As the day approaches, the mind games and questions begin. Will Silva be fit? Will Yaya wake up? Will Rooney play? And will Falcao prove what a shrewd signing he was? The 22 players who will fight for Mancunian honours will remain a mystery until an hour before kick-off; one of the few things we do know is that megalomaniac Michael Oliver will officiate, so Smalling and Rojo best watch their grappling in the area during corners!
This coming Sunday makes me reminisce about my favourite derbies witnessed over the decades, and I have three that are magnetized in my memory. Feel free to add yours in the comments.
February 10th 1979, Maine Road
The weather, I remember, was freezing, and the players were slipping and sliding throughout the game, except for one diminutive figure, Steve Coppell. A spritely and skillful right winger who could teach Valencia and Januzaj a thing or two about taking on your man, getting to the byline and putting in dangerous crosses, as well as scoring the odd important goal, or indeed two in this game.
Our delight was completed by an 18-year-old debutant called Andy Ritchie. I remember him stood on the touchline as a second half sub with the most outrageous Ziggy Stardust haircut I had ever seen, and me a Bowie fan since 1972. Andy made it 3-0 with his debut goal and the points were confirmed.
To me, this was one of the best teams we had that never won the league, thanks to Liverpool. The line up was Gary Bailey, Brian Greenhoff, Gordon McQueen, Martin Buchan, Arthur Albiston, Steve Coppell, Mickey Thomas, Sammy McIlroy, Lou Macari, Jimmy Greenhoff and sub Andy Ritchie
November 6th 1993, Maine Road
Niall Quinn had put Man City two up by half-time and I was resigned to that fact we might lose this one. Fergie’s hairdryer must have been on ‘level 3 – scorching’ at the interval. Eric Cantona pulled a goal back after 52 minutes, but as the clock ticked down, it looked as though it would be nothing more than a consolation until Cantona scored the equaliser 13 minutes from time. Summer signing Roy Keane, in his debut derby game, stormed into the box and crashed Denis Irwin’s perfect looping cross into the net to clinch a dramatic winner after 86 minutes. City were shattered and United were on their way to a double-winning season.
10th November 1994, Old Trafford
A 5-0 drubbing for the noisy neighbors at Old Trafford, with Cantona and Kanchelskis teaming up for a superlative display of speed, skill and arrogance. Cantona began the rout with outrageous dexterity, bringing down and controlling a long ball from Kanchelskis, out-muscling Brightwell, and slotting home against the hapless Tony Coton. Kanchelskis then ran riot scoring a hat trick, all set up by Cantona, and they wonder why we call him “King Eric”. Hughes scored the fourth, but the demolition was already complete. Is was, for me, not so much the result or the fact it was against City (OK maybe it was), but the display of Cantona, Ince and Kancheskis that night was astonishing, and poor City had no answers.

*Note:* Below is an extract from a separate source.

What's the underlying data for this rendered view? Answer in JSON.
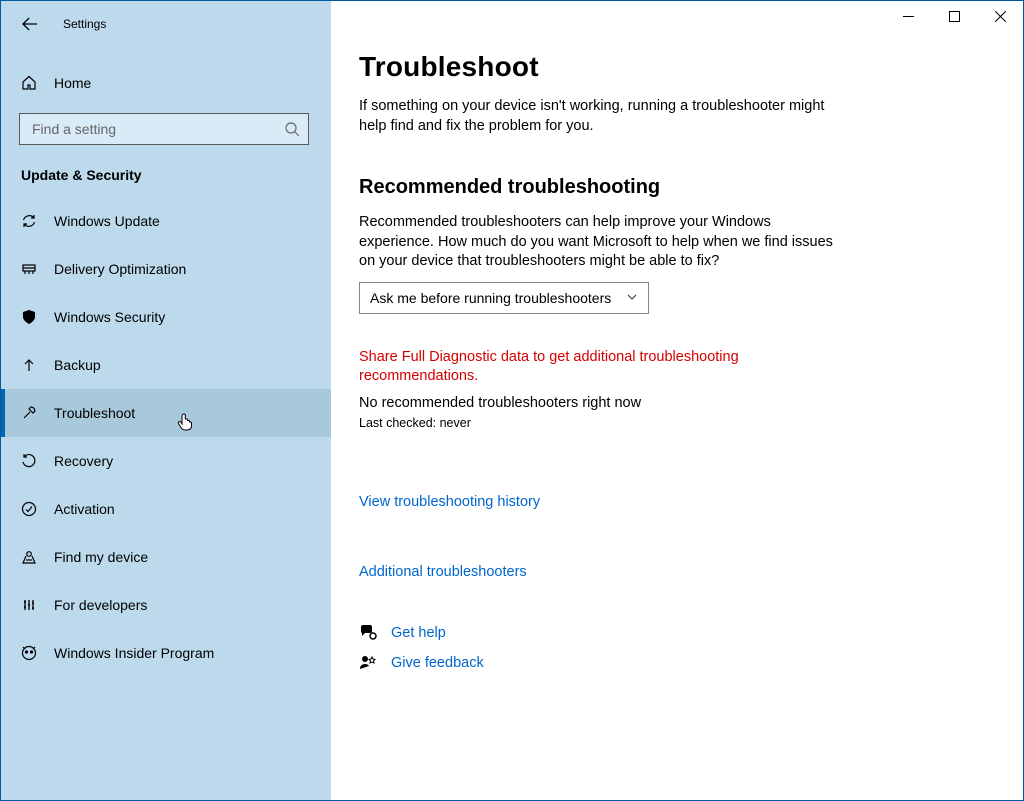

There are many more memorable games from the red side, and I am sure the blues have their stories, but let’s hope for a great game on Sunday full of brilliant performances and good clean action. Oh, and maybe a last minute winner by Falcao would help him gain his place in derby folklaw like Owen (2009), Scholes (2010) and that goal of the decade from Rooney (2011).